A confidential industry analysis conducted by a division of the North American Electric Reliability Corporation (NERC) found that ballistic damage, intrusion, and vandalism largely drove the increase, WSJ reported.
The analysis also found that physical security incidents involving power outages — attributed to people frustrated by the onset of the pandemic, social tensions, and economic challenges — have increased 20% since 2020.
The analysis was conducted by NERC’s Electricity Information Sharing and Analysis Center (E-ISAC).
E-ISAC’s& study included some nonpublic reports that utilities and grid authorities file with federal agencies or NERC, as well as voluntary disclosures made confidentially, WSJ reported.
Manny Cancel, E-ISAC’s chief executive, told WSJ that the number of politically or ideologically motivated attacks appears to be rising.
“There seems to be a pattern where people are targeting critical infrastructure, probably with the intent to disrupt,” Cancel told WSJ. “Going back to the 2020 presidential election, as well as the recent midterm elections, we’ve seen an uptick in chatter and an uptick in incidents as well.”

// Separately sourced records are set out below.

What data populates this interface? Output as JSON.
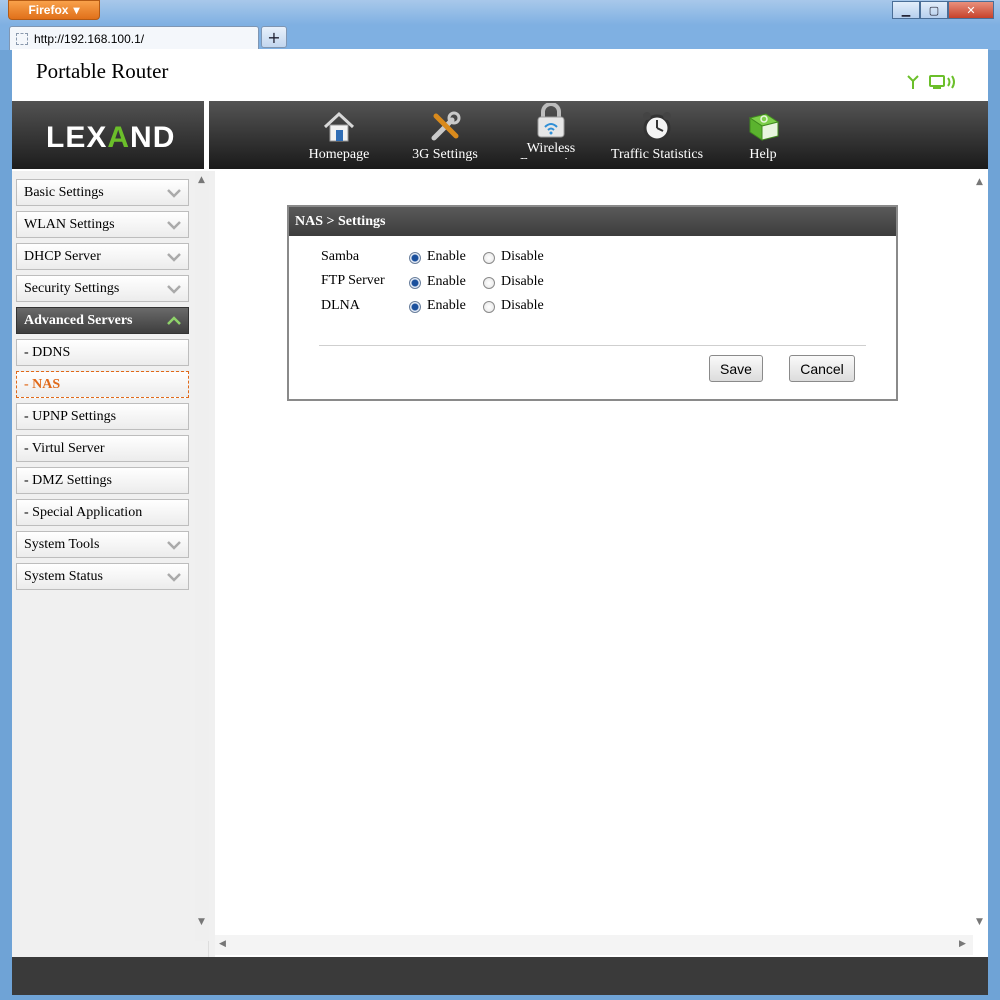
{
  "browser": {
    "menu_label": "Firefox",
    "tab_url": "http://192.168.100.1/",
    "new_tab": "+",
    "window_controls": [
      "minimize-icon",
      "maximize-icon",
      "close-icon"
    ]
  },
  "header": {
    "title": "Portable Router",
    "status_icons": [
      "signal-icon",
      "device-connected-icon"
    ]
  },
  "logo": {
    "text_left": "LEX",
    "text_dot": "A",
    "text_right": "ND"
  },
  "nav": [
    {
      "label": "Homepage",
      "icon": "home-icon"
    },
    {
      "label": "3G Settings",
      "icon": "tools-icon"
    },
    {
      "label": "Wireless Encryption",
      "icon": "wifi-lock-icon"
    },
    {
      "label": "Traffic Statistics",
      "icon": "alarm-clock-icon"
    },
    {
      "label": "Help",
      "icon": "help-book-icon"
    }
  ],
  "sidebar": {
    "items": [
      {
        "label": "Basic Settings"
      },
      {
        "label": "WLAN Settings"
      },
      {
        "label": "DHCP Server"
      },
      {
        "label": "Security Settings"
      },
      {
        "label": "Advanced Servers"
      },
      {
        "label": "- DDNS"
      },
      {
        "label": "- NAS"
      },
      {
        "label": "- UPNP Settings"
      },
      {
        "label": "- Virtul Server"
      },
      {
        "label": "- DMZ Settings"
      },
      {
        "label": "- Special Application"
      },
      {
        "label": "System Tools"
      },
      {
        "label": "System Status"
      }
    ]
  },
  "panel": {
    "title": "NAS > Settings",
    "rows": [
      {
        "label": "Samba",
        "enable": "Enable",
        "disable": "Disable",
        "selected": "Enable"
      },
      {
        "label": "FTP Server",
        "enable": "Enable",
        "disable": "Disable",
        "selected": "Enable"
      },
      {
        "label": "DLNA",
        "enable": "Enable",
        "disable": "Disable",
        "selected": "Enable"
      }
    ],
    "save_label": "Save",
    "cancel_label": "Cancel"
  },
  "colors": {
    "accent_active": "#e06a1a",
    "nav_bg": "#2a2a2a",
    "logo_dot": "#6bbf2a"
  }
}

Authorities and utility companies have known of the vulnerability of the power grid, with many of its power plants and substations located in remote areas.
Politico in December reported that more than 100 power-grid attacks took place in the U.S. from January to August in 2022, breaking the nation’s record for one year.
In December, two power substations in a North Carolina county were damaged by gunfire in what is being investigated as a criminal act, causing damage that left more than 40,000 people without electricity.
Earlier this month, the FBI arrested two people, including a neo-Nazi group leader, for allegedly planning a “racially motivated” attack on Baltimore’s power grid.
Brian Harrell, former assistant secretary for infrastructure protection at the Department of Homeland Security, told WSJ that there has been a notable increase in conversations among extremists about targeting critical infrastructure.
“These groups are talking to each other, and they’re learning from each other,” Harrell said. “It gets a lot of people’s attention when you start turning off the lights, and I think that’s what they’re craving.”
© 2023 Newsmax. All rights reserved.